But if the new political page is meant to salvage the standing of the revolution, it’s not going down well among the people I meet. Cubans are more overtly cranky than on my last trip a few years back, none more so than the young gay guys on the Malecón.
After all, the new official support for queers doesn’t mean much in daily life. True, sodomy has been decriminalized since 1979, paving the way for a form of cultural acceptance made apparent when Strawberry And Chocolate won a major prize at the Havana Film Festival in 1993.
Young queers here, though, seem less interested in gay-friendly government pronouncements than they are in the material benefits of the wider world. This evening, the symbolism couldn’t be more striking. Only 90 miles away from the nighttime blackness at our backs lies homo haven Key West, Florida.
“This is a shit country,” one guy tells me as five of us get to the bottom of our second bottle of rum. It’s an hour before daybreak, and there’s an edge to the proceedings now.
My travelling companion has already drifted off to bed with his new friend, to whom he expects to pass 10 CUCs (convertible pesos) in the morning for “taxi fare.”
Through my alcoholic haze, I understand that for me the Malecón is the best party I’ve been to in a while, but for those who come every night because they have no particular reason to get up in the morning, this hangout is a reminder of the limits of life rather than an escape from it.
And for all the change coming from the president’s office, the ever-present police and their sinister grey vehicles are a constant caution.
The next night, I see the police in action just up the street outside the Hotel St. John. They’re questioning a tall black Cuban we’d run into the night before. Tonight, though, as the police scrutinize his identity card, he pretends not to know us. From the steps of the hotel, we watch as he’s bundled into the back of the police wagon, which trundles up the road with one of its tail lights out.
By happenstance, I see him again the next day as I try (unsuccessfully) to get money out of a bank machine on my credit card. He apologizes for giving us the cold shoulder the night before, and explains unnecessarily that he would have been in a worse predicament if he’d been chummy with foreigners. He says he’s from Cienfuegos and so not permitted to be in Havana. He spent the night in jail, he says nonchalantly, but was released after the cops talked to his parents. “What are you doing later?” he asks.
Meanwhile, Cuban experts try to make sense of what’s happening in the country. How one sees things depends on ideological vantage point. On the one hand, there’s Andy Gomez of the University of Miami, who was born in Cuba and disavows the possibility of change in a “totalitarian regime.”

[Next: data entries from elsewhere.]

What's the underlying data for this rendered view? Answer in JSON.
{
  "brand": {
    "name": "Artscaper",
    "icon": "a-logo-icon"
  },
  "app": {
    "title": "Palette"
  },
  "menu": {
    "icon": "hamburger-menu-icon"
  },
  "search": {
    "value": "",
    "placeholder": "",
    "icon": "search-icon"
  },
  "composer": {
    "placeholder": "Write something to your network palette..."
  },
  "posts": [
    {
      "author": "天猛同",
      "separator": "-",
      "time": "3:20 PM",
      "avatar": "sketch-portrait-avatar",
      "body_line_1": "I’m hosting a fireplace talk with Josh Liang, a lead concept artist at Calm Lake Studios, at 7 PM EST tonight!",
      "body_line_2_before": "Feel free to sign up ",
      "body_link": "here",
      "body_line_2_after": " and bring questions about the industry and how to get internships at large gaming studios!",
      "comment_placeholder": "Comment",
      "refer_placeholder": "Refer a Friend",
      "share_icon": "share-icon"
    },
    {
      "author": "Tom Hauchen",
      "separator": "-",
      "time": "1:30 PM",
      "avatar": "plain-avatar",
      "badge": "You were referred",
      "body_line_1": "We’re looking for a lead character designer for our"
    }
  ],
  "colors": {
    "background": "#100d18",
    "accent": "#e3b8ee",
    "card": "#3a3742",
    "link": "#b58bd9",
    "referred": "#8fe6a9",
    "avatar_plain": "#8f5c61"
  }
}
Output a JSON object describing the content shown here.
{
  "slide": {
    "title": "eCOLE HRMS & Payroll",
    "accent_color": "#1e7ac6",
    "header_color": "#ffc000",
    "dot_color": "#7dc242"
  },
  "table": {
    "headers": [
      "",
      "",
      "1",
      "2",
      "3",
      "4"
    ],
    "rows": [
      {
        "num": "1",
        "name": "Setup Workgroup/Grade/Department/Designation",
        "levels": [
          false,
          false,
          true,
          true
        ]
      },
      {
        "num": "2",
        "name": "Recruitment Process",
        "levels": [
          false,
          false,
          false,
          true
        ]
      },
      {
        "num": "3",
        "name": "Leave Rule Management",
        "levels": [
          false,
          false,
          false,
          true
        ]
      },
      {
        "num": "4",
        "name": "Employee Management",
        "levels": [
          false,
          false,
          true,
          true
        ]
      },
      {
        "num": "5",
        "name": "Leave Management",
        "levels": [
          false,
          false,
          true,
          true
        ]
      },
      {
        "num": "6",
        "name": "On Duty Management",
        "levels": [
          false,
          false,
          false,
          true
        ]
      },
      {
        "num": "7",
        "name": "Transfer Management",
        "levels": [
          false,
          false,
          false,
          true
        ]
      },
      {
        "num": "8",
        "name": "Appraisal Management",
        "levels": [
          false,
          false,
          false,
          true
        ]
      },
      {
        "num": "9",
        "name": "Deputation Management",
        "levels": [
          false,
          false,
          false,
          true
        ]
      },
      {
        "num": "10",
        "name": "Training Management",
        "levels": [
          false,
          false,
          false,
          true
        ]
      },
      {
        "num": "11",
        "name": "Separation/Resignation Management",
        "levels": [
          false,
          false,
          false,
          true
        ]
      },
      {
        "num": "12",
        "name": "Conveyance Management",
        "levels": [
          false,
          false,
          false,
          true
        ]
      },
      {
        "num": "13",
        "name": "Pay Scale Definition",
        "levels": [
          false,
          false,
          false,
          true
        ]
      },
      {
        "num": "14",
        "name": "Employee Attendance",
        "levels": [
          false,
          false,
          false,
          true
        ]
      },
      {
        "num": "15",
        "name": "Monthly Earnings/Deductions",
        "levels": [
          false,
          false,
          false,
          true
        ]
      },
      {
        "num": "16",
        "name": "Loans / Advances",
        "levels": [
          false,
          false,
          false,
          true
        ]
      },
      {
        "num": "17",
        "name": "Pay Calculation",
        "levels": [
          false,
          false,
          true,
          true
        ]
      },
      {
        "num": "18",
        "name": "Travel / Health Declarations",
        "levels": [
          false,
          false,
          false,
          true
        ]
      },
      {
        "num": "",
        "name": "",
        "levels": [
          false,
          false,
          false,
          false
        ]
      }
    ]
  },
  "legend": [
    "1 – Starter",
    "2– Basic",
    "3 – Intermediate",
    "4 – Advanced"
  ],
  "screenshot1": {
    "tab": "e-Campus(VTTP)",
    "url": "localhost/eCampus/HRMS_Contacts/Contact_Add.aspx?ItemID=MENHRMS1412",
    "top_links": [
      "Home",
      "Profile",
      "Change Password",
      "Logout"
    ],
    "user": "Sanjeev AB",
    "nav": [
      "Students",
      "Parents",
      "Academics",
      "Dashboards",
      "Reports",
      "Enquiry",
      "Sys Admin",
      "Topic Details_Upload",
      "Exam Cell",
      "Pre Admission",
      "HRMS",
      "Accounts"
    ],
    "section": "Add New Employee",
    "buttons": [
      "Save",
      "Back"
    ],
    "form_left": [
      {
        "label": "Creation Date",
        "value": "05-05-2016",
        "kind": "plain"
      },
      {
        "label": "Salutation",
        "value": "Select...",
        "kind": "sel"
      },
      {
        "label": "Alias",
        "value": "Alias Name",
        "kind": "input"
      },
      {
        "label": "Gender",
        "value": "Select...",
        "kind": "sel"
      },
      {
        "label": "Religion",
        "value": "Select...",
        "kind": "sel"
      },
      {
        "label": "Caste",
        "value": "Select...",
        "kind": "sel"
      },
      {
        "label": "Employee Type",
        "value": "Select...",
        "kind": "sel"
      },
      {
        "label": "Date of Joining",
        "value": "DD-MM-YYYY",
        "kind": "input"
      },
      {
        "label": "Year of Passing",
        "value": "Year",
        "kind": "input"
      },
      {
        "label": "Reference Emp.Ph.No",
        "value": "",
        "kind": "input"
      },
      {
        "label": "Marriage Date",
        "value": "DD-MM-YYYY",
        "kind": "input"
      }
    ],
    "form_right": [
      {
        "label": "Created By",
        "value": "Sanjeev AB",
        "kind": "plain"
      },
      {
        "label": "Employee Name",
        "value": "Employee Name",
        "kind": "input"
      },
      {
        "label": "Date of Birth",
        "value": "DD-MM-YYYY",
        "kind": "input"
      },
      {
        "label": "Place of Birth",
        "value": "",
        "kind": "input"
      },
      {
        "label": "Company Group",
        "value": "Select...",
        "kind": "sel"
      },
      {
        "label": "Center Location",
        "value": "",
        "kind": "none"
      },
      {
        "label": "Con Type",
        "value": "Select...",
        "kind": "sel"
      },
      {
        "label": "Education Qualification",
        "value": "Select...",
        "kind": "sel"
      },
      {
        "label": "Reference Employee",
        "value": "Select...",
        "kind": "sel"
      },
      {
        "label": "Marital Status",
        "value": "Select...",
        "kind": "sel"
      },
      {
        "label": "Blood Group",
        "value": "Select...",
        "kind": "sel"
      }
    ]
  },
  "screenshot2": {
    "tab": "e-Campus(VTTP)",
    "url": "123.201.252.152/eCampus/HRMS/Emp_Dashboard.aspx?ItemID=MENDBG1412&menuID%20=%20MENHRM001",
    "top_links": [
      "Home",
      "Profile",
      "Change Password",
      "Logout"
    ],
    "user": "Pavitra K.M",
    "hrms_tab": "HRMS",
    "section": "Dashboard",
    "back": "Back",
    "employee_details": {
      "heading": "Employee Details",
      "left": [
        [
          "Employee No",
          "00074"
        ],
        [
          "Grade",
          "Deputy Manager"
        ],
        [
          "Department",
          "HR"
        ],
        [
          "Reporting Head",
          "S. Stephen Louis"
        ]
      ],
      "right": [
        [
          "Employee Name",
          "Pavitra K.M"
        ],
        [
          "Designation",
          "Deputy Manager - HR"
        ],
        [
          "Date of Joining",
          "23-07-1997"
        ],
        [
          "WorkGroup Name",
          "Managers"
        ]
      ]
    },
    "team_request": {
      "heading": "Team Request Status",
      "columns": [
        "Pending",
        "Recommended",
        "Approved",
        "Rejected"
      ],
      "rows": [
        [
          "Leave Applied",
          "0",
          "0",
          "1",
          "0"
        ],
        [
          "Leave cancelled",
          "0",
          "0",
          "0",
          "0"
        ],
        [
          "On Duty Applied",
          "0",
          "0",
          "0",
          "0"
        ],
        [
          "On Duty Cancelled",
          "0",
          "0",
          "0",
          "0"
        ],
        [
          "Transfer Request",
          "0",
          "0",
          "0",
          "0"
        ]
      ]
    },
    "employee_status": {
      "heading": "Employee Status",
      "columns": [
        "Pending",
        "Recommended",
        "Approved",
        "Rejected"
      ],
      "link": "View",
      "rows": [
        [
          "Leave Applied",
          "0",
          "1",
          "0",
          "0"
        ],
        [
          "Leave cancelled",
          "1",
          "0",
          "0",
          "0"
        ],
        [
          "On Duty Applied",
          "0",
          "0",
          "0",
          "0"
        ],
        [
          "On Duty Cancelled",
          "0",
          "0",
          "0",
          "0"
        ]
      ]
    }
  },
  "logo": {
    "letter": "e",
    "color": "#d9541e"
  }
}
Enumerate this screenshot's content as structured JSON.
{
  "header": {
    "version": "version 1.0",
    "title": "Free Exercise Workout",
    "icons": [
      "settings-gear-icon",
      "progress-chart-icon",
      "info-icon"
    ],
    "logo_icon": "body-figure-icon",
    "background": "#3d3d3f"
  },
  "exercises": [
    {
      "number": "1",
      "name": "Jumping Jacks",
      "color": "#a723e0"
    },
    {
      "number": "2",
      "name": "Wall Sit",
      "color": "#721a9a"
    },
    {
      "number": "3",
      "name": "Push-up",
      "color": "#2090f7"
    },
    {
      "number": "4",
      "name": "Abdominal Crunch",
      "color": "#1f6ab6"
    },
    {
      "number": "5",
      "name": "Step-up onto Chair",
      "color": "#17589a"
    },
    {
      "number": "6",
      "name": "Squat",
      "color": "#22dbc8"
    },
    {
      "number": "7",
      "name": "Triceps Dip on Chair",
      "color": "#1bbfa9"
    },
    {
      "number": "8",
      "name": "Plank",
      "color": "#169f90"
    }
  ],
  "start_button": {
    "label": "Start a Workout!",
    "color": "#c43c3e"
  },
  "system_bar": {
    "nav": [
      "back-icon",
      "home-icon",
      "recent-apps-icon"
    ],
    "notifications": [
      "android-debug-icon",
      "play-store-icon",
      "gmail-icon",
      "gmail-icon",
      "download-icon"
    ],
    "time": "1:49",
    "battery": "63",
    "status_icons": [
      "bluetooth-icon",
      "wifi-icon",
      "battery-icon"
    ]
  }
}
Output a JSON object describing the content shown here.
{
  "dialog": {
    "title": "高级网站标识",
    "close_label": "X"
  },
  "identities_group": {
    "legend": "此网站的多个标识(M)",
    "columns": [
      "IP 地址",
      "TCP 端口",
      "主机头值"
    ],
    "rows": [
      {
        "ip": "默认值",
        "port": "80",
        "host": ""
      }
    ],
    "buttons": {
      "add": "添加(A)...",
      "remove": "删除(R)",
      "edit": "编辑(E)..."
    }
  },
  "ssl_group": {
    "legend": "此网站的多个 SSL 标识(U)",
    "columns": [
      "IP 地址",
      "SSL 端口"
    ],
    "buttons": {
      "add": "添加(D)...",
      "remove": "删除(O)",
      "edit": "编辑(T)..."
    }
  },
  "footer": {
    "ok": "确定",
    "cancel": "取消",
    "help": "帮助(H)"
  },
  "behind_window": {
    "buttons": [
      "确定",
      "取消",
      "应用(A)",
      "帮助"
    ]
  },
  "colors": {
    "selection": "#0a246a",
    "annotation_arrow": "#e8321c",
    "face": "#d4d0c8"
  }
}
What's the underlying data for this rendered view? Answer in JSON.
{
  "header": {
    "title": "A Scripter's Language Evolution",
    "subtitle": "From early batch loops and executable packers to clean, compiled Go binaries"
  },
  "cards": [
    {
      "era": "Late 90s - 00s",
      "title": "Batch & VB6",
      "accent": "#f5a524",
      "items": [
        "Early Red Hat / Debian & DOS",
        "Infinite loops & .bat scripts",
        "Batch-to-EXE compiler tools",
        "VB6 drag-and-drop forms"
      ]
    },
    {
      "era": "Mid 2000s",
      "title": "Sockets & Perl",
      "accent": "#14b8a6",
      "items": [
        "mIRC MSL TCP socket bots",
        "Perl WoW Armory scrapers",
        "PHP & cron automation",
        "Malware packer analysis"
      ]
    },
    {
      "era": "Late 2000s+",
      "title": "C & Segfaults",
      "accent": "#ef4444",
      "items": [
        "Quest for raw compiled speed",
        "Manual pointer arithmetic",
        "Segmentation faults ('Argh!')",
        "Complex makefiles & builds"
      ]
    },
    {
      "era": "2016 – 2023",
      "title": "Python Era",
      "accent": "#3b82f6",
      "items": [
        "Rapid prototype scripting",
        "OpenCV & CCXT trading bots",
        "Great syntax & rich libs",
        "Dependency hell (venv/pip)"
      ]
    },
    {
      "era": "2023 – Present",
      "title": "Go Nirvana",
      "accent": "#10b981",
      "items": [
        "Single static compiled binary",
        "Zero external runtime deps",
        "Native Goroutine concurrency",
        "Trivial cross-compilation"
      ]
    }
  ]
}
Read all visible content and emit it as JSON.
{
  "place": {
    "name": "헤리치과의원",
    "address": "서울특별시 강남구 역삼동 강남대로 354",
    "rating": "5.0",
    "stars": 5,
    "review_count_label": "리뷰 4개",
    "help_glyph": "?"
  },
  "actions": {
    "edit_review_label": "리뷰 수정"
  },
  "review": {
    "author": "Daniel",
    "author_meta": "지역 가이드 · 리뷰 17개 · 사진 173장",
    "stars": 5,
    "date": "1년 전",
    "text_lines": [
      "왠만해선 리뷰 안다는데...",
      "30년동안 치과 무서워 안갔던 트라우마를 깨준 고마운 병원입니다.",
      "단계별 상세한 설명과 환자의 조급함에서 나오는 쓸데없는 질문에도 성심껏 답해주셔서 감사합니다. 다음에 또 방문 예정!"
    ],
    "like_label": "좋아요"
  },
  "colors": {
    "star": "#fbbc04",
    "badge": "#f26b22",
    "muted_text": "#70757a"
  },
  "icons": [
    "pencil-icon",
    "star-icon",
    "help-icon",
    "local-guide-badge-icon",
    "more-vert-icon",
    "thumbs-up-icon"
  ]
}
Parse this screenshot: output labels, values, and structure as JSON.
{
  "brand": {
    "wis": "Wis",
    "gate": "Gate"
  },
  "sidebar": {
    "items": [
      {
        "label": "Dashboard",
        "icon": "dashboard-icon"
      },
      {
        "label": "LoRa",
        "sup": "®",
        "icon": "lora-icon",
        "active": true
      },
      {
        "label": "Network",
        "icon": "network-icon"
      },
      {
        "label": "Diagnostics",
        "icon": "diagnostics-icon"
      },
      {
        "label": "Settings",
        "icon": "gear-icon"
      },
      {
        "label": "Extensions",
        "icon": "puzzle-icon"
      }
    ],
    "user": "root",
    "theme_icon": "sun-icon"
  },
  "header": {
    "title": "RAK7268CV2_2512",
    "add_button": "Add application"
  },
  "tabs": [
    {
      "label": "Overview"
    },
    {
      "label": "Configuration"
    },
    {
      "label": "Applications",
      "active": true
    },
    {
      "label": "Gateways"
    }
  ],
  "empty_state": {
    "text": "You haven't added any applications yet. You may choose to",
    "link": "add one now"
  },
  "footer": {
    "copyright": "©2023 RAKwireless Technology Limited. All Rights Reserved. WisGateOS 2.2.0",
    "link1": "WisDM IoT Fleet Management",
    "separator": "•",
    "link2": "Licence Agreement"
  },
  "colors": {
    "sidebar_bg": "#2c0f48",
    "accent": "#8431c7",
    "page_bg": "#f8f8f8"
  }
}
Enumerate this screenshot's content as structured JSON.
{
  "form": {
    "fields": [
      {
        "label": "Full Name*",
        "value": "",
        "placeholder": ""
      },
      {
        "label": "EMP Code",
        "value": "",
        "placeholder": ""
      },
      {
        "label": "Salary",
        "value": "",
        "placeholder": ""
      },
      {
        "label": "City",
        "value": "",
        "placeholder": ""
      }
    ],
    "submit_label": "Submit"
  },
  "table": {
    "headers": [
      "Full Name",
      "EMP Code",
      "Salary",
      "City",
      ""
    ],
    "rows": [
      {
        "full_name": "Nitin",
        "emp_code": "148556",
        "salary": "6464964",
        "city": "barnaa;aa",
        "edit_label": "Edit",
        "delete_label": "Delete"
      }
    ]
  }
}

Gomez works as a consultant with the U.S. Coast Guard and reports increasing numbers of defectors arriving in the U.S., not only trying their luck across the Gulf of Mexico but also taking the riskier route through Mexico’s Yucatán. “What we’re seeing in Cuba is limited reforms,” says Gomez, far from what’s required to stem the exodus.
Dalhousie University’s John Kirk, a noted Cuba scholar, feels the reforms are significant, including those relating to gays and lesbians. Kirk, who has collaborated on a book with Cuban writer Leonardo Padura Fuentes featuring interviews with prominent gays, says the culture, more than communism, has been the main foe. Still, he says, “gays and lesbians in Cuba are in a far better place than elsewhere in Latin America.”
On the Malecón, a grandmotherly woman sells plastic cups to hold the rum and cola, and comes back later with sandwiches, just in time for the late-night munchies. Another woman does a brisk trade in individual cigarettes. It’s all officially illegal.
The bulging Northern wallets of visiting queers will be their most attractive feature. But there are few nightclubs anywhere – no matter how high the cover charge – that offer the poignant parade of pleasure and pain you’ll see on the Malecón.